In the Mayer Cemetery in Washington County, Texas, there is a headstone located towards the edge of the property, approximately 75 feet away from other graves.
It is a common design, multi-tiered and topped by a spherical finial. The writing is in German and reads:
Hier ruht meine Schwester
Die blume pranat und fällt dann ab
So bluhl der mensch und sinht ins grub
In English, this translates to:
Here rests my sister
The flower dances and then declines.
So blooms a person and sinks into the grave.
This headstone marks the burial site of Bertha Wiebusch, who died in 1900 at the age of 20. Through census records, I was able to piece together the following history:
Bertha was born in Texas on May 2, 1880. Her parents were Theodor Eduard Wiebusch and Sophie Piehl. She had three brothers. Bertha was the oldest of four children. She was 10 when her mother died, 12 when her younger brother Rudolph died, 13 when her father died, and 18 when her older brother Albert died. At the time of her death in 1900, she and her surviving brother George were living with her mother’s brother, William Piehl and his wife Elisabeth. There are no details of her death and no death certificate.
Her only surviving brother was George, who was 16 when Bertha died. In 1910, he was living in Refugio, Texas with other members of the Piehl family and was working as a carpenter. George died of tuberculosis in 1920 at the age of 36.
George was very young when his parents and brothers died, and he must have been very close to his big sister. I imagine him as an adult, picking out an expensive headstone to commemorate his sister, who died so young.

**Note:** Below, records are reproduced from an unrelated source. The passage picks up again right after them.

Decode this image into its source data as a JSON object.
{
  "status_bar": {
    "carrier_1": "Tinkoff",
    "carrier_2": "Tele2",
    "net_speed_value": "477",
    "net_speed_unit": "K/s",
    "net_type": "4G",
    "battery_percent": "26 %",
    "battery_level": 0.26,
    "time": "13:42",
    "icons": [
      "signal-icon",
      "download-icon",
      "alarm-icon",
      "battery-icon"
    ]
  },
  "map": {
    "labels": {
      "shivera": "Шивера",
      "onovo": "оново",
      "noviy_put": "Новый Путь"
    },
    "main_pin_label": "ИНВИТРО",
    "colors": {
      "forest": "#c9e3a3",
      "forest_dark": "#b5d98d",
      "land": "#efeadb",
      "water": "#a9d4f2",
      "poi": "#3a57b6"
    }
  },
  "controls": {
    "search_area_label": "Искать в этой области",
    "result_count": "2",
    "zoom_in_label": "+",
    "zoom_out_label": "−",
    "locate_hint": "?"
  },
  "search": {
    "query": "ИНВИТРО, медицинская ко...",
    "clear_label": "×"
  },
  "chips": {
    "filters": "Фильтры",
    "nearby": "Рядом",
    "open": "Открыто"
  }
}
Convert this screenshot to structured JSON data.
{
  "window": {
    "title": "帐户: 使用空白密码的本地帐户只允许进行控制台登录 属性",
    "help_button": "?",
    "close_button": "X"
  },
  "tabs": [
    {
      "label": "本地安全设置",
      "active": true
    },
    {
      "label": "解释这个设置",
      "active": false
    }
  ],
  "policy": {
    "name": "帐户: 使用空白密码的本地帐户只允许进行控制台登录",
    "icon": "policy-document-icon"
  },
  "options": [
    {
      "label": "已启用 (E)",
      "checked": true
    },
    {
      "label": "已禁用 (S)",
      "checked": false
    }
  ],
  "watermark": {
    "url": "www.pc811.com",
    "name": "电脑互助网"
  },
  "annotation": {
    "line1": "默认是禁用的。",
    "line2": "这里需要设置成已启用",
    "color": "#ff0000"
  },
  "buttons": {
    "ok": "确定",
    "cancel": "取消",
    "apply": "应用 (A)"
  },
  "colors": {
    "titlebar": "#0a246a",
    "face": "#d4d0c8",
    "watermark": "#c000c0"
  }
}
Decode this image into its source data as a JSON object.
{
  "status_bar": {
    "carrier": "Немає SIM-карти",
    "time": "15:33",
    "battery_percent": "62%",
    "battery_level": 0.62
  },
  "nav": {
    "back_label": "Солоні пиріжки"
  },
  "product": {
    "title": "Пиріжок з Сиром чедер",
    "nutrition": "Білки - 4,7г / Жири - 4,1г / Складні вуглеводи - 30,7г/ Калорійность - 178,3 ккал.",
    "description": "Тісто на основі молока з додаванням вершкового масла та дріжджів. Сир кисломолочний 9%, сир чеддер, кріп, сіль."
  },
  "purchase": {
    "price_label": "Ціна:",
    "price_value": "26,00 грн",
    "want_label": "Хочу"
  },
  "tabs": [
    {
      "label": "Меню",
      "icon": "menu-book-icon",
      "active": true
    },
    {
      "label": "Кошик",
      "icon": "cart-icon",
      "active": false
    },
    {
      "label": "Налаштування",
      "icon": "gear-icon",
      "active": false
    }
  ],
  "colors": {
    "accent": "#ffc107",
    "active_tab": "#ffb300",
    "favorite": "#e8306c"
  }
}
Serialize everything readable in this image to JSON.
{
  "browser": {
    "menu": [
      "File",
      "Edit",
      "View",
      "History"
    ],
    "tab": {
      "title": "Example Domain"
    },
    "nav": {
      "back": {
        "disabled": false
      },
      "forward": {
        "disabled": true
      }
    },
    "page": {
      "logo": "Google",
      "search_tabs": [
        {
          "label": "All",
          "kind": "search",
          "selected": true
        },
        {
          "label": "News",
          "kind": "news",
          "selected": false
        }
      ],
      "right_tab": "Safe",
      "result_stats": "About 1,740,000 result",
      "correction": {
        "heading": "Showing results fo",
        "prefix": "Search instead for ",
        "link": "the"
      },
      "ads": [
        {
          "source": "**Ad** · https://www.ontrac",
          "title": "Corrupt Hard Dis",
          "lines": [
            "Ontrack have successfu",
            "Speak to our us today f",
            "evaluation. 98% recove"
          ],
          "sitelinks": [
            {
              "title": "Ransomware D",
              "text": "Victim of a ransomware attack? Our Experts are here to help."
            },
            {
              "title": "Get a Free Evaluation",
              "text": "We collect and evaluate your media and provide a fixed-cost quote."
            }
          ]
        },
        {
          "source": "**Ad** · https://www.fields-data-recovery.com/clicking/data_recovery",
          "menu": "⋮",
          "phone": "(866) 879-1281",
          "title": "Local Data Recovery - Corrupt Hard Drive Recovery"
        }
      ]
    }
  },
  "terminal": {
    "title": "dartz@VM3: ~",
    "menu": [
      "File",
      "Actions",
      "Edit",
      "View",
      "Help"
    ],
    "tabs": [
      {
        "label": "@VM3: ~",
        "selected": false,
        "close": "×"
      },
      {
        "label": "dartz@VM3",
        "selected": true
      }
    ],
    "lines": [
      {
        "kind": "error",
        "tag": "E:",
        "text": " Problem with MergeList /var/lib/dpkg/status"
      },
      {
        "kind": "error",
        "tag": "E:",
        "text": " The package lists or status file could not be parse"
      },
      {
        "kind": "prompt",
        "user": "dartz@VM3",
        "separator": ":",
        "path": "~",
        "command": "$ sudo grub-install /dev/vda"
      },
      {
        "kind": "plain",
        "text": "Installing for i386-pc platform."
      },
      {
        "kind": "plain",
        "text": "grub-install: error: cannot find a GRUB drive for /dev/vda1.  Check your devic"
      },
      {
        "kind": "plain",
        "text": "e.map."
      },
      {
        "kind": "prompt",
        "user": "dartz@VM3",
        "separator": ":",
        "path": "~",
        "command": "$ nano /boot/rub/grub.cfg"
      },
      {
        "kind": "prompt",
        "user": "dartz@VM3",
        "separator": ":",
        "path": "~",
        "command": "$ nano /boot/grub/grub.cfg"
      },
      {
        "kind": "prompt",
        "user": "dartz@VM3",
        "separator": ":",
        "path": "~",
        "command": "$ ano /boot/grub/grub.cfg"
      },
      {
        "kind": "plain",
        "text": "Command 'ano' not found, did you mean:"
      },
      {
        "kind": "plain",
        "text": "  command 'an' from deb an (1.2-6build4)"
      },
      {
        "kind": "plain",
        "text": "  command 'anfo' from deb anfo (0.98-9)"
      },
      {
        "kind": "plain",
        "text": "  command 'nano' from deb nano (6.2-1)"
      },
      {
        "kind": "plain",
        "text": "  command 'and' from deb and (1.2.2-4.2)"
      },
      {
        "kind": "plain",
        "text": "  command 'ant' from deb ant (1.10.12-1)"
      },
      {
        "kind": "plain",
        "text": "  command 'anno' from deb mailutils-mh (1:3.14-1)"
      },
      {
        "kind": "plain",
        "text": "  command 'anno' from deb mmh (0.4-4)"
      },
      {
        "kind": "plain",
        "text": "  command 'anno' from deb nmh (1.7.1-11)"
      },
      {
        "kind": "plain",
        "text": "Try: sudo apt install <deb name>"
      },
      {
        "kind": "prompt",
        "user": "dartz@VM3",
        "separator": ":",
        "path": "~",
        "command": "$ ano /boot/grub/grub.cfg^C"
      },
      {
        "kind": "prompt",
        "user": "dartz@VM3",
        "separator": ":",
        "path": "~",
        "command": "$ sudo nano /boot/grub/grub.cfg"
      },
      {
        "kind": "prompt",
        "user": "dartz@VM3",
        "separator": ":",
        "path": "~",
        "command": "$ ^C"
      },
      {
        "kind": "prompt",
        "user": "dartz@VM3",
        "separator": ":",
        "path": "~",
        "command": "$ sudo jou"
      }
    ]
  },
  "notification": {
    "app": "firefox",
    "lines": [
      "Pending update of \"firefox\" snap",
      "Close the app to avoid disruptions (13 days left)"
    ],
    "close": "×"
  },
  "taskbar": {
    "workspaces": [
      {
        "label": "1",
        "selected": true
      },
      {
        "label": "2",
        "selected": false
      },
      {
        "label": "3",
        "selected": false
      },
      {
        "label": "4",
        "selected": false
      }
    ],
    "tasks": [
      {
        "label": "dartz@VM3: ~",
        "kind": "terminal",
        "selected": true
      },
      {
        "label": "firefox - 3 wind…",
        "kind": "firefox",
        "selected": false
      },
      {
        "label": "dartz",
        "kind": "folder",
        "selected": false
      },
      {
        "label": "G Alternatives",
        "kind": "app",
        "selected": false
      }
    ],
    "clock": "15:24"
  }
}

This still does not answer why Bertha’s grave seems so out of place. Did she die of a communicable disease, which under state law necessitated a burial where she could not “contaminate” other graves? Did she die by suicide, which would also explain why she was not buried on holy ground? Or was it a matter of convenience? Other graves in the Mayer cemetery are scattered about, so maybe the plan was to have a section for other members of the Wiebusch family. In any case, it is a mystery that for the present will remain unsolved.
The red circle on the aerial map denotes Bertha’s headstone.
E. Theodore and Rudolph are buried in the Eben Ezer Lutheran Church cemetery in Berlin, Texas. I was unable to locate Albert or Sophie Wiebusch’s graves.